Dataset entries:
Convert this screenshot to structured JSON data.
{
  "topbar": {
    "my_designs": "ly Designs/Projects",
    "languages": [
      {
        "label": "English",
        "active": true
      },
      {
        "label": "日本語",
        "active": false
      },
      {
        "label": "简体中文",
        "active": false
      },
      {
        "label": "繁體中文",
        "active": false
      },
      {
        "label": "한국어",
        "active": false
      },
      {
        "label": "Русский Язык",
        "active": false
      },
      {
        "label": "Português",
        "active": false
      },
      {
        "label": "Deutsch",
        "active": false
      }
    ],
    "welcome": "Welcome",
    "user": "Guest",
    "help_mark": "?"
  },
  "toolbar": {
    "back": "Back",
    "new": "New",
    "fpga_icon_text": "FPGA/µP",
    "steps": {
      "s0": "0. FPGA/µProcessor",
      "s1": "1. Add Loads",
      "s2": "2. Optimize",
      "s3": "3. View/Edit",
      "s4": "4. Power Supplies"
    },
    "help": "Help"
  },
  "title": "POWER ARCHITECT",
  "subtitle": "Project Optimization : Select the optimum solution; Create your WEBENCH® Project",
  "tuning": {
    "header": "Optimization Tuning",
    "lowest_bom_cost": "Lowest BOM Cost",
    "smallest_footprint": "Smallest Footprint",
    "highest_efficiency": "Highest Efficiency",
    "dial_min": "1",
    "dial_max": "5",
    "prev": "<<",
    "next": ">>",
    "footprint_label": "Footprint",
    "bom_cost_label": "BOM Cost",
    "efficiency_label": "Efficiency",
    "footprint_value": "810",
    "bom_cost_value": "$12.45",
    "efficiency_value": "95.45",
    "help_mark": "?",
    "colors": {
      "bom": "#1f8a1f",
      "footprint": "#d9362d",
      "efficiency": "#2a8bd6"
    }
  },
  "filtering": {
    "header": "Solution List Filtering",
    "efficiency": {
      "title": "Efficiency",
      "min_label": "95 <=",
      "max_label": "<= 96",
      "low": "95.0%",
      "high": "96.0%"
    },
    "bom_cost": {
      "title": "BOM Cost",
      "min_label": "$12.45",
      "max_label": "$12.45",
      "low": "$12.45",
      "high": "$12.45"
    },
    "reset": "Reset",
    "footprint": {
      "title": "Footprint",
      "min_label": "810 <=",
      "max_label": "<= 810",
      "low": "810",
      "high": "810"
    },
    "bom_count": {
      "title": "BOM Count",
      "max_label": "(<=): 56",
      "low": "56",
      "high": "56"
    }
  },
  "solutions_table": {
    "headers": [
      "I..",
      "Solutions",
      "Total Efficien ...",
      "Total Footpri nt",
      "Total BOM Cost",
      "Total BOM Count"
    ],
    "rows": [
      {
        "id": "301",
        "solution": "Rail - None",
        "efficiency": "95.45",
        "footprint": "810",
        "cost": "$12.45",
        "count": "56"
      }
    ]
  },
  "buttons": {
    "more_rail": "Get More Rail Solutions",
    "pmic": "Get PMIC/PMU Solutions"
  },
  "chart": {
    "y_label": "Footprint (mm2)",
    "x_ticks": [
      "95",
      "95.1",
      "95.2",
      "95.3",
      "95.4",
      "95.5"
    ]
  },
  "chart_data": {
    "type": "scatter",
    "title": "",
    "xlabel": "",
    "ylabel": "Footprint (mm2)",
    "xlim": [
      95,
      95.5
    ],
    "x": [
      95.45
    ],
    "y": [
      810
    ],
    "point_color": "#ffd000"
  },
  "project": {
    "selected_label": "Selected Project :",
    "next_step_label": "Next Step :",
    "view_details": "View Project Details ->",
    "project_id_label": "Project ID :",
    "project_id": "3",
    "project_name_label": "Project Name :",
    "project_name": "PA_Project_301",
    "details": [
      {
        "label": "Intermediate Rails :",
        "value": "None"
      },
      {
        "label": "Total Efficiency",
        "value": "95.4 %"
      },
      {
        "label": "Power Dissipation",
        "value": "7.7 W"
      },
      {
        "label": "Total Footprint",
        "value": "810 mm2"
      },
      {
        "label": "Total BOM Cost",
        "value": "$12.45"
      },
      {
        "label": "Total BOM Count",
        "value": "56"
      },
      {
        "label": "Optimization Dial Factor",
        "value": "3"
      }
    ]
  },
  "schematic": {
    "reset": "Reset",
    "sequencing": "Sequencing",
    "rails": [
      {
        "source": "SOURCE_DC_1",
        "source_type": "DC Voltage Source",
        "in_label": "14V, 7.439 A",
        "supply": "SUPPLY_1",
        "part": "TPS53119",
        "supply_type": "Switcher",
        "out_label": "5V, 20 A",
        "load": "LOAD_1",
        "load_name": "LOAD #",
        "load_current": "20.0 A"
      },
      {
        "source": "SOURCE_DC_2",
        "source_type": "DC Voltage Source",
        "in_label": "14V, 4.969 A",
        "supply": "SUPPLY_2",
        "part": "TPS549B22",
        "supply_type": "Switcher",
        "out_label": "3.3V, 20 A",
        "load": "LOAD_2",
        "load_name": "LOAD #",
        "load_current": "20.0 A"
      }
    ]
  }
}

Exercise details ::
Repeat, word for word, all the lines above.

Solution to the problem ::
Convert this screenshot to structured JSON data.
{
  "topbar": {
    "my_designs": "ly Designs/Projects",
    "languages": [
      {
        "label": "English",
        "active": true
      },
      {
        "label": "日本語",
        "active": false
      },
      {
        "label": "简体中文",
        "active": false
      },
      {
        "label": "繁體中文",
        "active": false
      },
      {
        "label": "한국어",
        "active": false
      },
      {
        "label": "Русский Язык",
        "active": false
      },
      {
        "label": "Português",
        "active": false
      },
      {
        "label": "Deutsch",
        "active": false
      }
    ],
    "welcome": "Welcome",
    "user": "Guest",
    "help_mark": "?"
  },
  "toolbar": {
    "back": "Back",
    "new": "New",
    "fpga_icon_text": "FPGA/µP",
    "steps": {
      "s0": "0. FPGA/µProcessor",
      "s1": "1. Add Loads",
      "s2": "2. Optimize",
      "s3": "3. View/Edit",
      "s4": "4. Power Supplies"
    },
    "help": "Help"
  },
  "title": "POWER ARCHITECT",
  "subtitle": "Project Optimization : Select the optimum solution; Create your WEBENCH® Project",
  "tuning": {
    "header": "Optimization Tuning",
    "lowest_bom_cost": "Lowest BOM Cost",
    "smallest_footprint": "Smallest Footprint",
    "highest_efficiency": "Highest Efficiency",
    "dial_min": "1",
    "dial_max": "5",
    "prev": "<<",
    "next": ">>",
    "footprint_label": "Footprint",
    "bom_cost_label": "BOM Cost",
    "efficiency_label": "Efficiency",
    "footprint_value": "810",
    "bom_cost_value": "$12.45",
    "efficiency_value": "95.45",
    "help_mark": "?",
    "colors": {
      "bom": "#1f8a1f",
      "footprint": "#d9362d",
      "efficiency": "#2a8bd6"
    }
  },
  "filtering": {
    "header": "Solution List Filtering",
    "efficiency": {
      "title": "Efficiency",
      "min_label": "95 <=",
      "max_label": "<= 96",
      "low": "95.0%",
      "high": "96.0%"
    },
    "bom_cost": {
      "title": "BOM Cost",
      "min_label": "$12.45",
      "max_label": "$12.45",
      "low": "$12.45",
      "high": "$12.45"
    },
    "reset": "Reset",
    "footprint": {
      "title": "Footprint",
      "min_label": "810 <=",
      "max_label": "<= 810",
      "low": "810",
      "high": "810"
    },
    "bom_count": {
      "title": "BOM Count",
      "max_label": "(<=): 56",
      "low": "56",
      "high": "56"
    }
  },
  "solutions_table": {
    "headers": [
      "I..",
      "Solutions",
      "Total Efficien ...",
      "Total Footpri nt",
      "Total BOM Cost",
      "Total BOM Count"
    ],
    "rows": [
      {
        "id": "301",
        "solution": "Rail - None",
        "efficiency": "95.45",
        "footprint": "810",
        "cost": "$12.45",
        "count": "56"
      }
    ]
  },
  "buttons": {
    "more_rail": "Get More Rail Solutions",
    "pmic": "Get PMIC/PMU Solutions"
  },
  "chart": {
    "y_label": "Footprint (mm2)",
    "x_ticks": [
      "95",
      "95.1",
      "95.2",
      "95.3",
      "95.4",
      "95.5"
    ]
  },
  "chart_data": {
    "type": "scatter",
    "title": "",
    "xlabel": "",
    "ylabel": "Footprint (mm2)",
    "xlim": [
      95,
      95.5
    ],
    "x": [
      95.45
    ],
    "y": [
      810
    ],
    "point_color": "#ffd000"
  },
  "project": {
    "selected_label": "Selected Project :",
    "next_step_label": "Next Step :",
    "view_details": "View Project Details ->",
    "project_id_label": "Project ID :",
    "project_id": "3",
    "project_name_label": "Project Name :",
    "project_name": "PA_Project_301",
    "details": [
      {
        "label": "Intermediate Rails :",
        "value": "None"
      },
      {
        "label": "Total Efficiency",
        "value": "95.4 %"
      },
      {
        "label": "Power Dissipation",
        "value": "7.7 W"
      },
      {
        "label": "Total Footprint",
        "value": "810 mm2"
      },
      {
        "label": "Total BOM Cost",
        "value": "$12.45"
      },
      {
        "label": "Total BOM Count",
        "value": "56"
      },
      {
        "label": "Optimization Dial Factor",
        "value": "3"
      }
    ]
  },
  "schematic": {
    "reset": "Reset",
    "sequencing": "Sequencing",
    "rails": [
      {
        "source": "SOURCE_DC_1",
        "source_type": "DC Voltage Source",
        "in_label": "14V, 7.439 A",
        "supply": "SUPPLY_1",
        "part": "TPS53119",
        "supply_type": "Switcher",
        "out_label": "5V, 20 A",
        "load": "LOAD_1",
        "load_name": "LOAD #",
        "load_current": "20.0 A"
      },
      {
        "source": "SOURCE_DC_2",
        "source_type": "DC Voltage Source",
        "in_label": "14V, 4.969 A",
        "supply": "SUPPLY_2",
        "part": "TPS549B22",
        "supply_type": "Switcher",
        "out_label": "3.3V, 20 A",
        "load": "LOAD_2",
        "load_name": "LOAD #",
        "load_current": "20.0 A"
      }
    ]
  }
}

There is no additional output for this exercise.